By Wally Kennedy
Globe Staff Writer
JOPLIN, Mo. —
Cleta Mills loves the rush of tax season. Ever since the first time she pushed a pencil on paper and worked out refund amounts 27 years ago, she learned how to channel the rush of adrenaline that comes from the mad pace of 12-hour days with barely any breaks.
"If you don't love the job, this can be very miserable," Mills said. "I love doing taxes, meeting clients and helping them. It's just a feeling I get, knowing I've helped a person get through this."
That feeling is the ultimate reward for the tax preparers who are working like crazy right now.
But this year, that reward is delayed -- or in some cases, absent.
Gridlock in the nation's capital is making for some long days and nights for local tax preparers -- not to mention some unhappy taxpayers.
"I've been a tax preparer for 27 years for H&R Block," said Mills, a preparer for H&R Block in Webb City. "It's the roughest year I've seen for tax returns going through. This is impacting people directly, a whole bunch of people."
People who would normally expect to get their return by the end of January are having to wait much longer. Others are filing electronic returns with the intention of later amending that return with a paper filing.
"This is because the IRS, our congressmen and the president got nothing signed into effect until after the first of the year," she said. "They didn't open the doors to file electronically until Jan. 30. We couldn't file for the education credit until Feb. 14. Depreciation schedules opened after the 14th of February."
The adoption credit is not even open yet, she said.
"We have clients waiting for those forms to come through to file," she said.
The situation is making a frenzied time of year even more hectic for tax preparers, who spend the "off-season" studying new tax laws and assisting clients with extensions, audits or other tax matters.
When the first of the year rolls around, their schedules go into high gear, with extra hours and plenty of extra work.
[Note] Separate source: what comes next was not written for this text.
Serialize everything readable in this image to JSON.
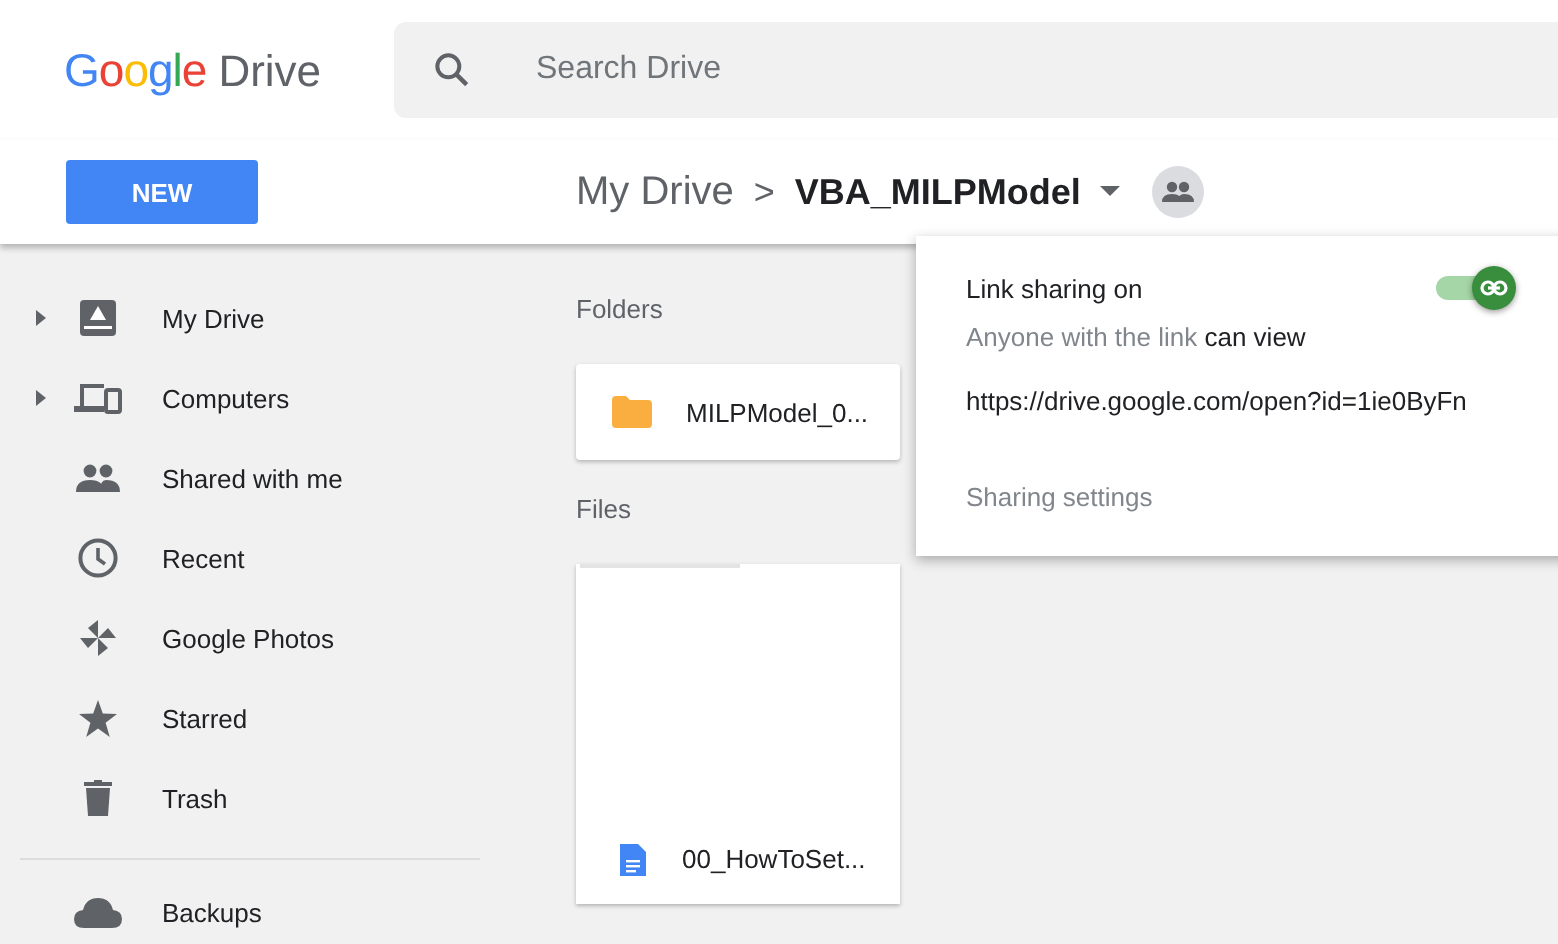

Tax preparers and accountants go to work early in the day and go home late at night.
Breaks don't happen often. Mills said she and her co-workers start a Crock-Pot dish of some sort in the mornings, and everyone takes what time they can to grab a bite.
This year's complications have forced tax preparers to cram their work into a much shorter time frame than they would normally have.
"It's compressed the time we have to file returns for people," said Dody Walker, with Vern Blood Tax Service in Joplin. "It's very, very condensed. Every year before now, we had a chart we could give to people that showed if their return was accepted by the IRS on this date you could expect to get your return on this date.
"We don't get those charts anymore. So, your guess is as good as mine," she said. "People look at us and ask when they can expect their return. We tell them: 'We can't tell you.' They ask: "Why not?' We tell them the IRS situation is completely out of our control.
"And heaven help you if your return is pulled for some reason or if they ask for additional verification. That could take another three to six weeks," she said.
Because there is so much identity fraud and theft, the IRS is taking its time this year to examine more closely the credits that are being claimed by individual taxpayers.
"They're cracking down on mileage," she said. "If you don't have a mileage log, if you don't have something written down, we can't do it. We tell people that if they keep good records, they don't have to worry. But if everything they are claiming is not legitimate, they should be nervous.
"If a person is expecting a return, we tell them: 'Don't spend it until you have got it.'"
Jim Hardy, with Hardy, Wrestler and Associates in Joplin, said, "The problem is our inability to finish a lot of tax returns because the IRS is not ready to accept the forms. It's a fly in the ointment that creates a backlog you can't clear out."
More work, less time
The changing of forms and policies within the IRS is affecting both individuals and businesses. Hardy said the majority of the accounting firm's work involves business clients who might have investment properties and partnerships where depreciation schedules are factors. Those depreciation schedules have been held up.
This has translated into overtime work for tax preparers and extra diligence in keeping abreast of what Congress is doing and when they do it.
"Last year was an unusual year because of the tornado victims and their losses," he said. "We are planning for 2013 now to see how the changes in law will affect our clients."
Hardy said he spends about four hours a week staying current on tax law.
"For planning issues, you have to stay informed the best you can. That's what our clients pay us for," he said.
The success for many tax-preparation businesses is their ability to get a taxpayer's return filed accurately and in a reasonable amount of time.
"The biggest issue this year are the delays," Walker said. "We make our living by getting people in here and getting their returns done as quickly as we can. When we can't do that, it hurts our business."
And one of the best parts of being a tax preparer, Mills said -- helping a client get a refund -- gets delayed.
"It has been a letdown to clients," Mills said. "When we know they need the money, and we can't help them get their refund back, it's a letdown."